= Beginning of Section =

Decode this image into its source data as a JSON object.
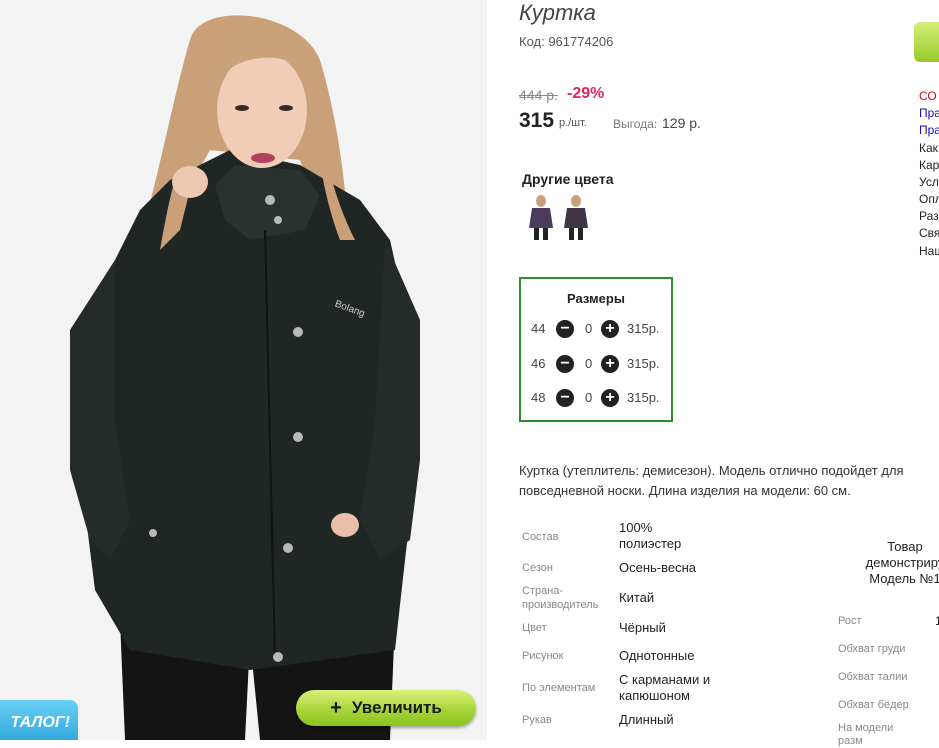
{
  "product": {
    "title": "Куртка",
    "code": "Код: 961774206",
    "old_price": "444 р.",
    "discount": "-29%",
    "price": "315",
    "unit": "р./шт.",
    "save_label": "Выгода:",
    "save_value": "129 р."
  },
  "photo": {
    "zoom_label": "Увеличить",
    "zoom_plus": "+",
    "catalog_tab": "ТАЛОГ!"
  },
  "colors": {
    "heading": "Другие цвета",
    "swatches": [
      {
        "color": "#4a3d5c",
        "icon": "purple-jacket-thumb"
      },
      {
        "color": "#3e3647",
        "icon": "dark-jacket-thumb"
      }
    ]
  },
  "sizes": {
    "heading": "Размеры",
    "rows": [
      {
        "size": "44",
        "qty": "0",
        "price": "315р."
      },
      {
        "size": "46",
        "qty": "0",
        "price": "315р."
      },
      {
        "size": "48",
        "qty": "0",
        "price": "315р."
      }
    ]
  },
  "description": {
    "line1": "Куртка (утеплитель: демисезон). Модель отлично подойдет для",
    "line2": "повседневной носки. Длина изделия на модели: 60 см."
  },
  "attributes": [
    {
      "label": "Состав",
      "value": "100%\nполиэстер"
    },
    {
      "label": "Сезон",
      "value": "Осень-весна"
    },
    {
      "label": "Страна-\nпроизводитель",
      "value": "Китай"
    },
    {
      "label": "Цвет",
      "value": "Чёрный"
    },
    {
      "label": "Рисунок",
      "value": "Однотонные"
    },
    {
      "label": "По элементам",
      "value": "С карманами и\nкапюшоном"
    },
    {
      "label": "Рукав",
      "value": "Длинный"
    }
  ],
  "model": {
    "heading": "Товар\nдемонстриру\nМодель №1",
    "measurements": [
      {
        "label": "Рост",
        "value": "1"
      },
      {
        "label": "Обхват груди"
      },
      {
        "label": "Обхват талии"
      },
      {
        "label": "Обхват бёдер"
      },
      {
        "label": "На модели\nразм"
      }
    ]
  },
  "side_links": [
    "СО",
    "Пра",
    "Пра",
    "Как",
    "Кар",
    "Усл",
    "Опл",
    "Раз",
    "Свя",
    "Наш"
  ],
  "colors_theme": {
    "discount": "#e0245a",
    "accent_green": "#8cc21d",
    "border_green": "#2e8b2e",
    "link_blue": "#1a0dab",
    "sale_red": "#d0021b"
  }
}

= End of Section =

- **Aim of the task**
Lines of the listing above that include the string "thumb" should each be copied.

- **Response box**
        "icon": "purple-jacket-thumb"
        "icon": "dark-jacket-thumb"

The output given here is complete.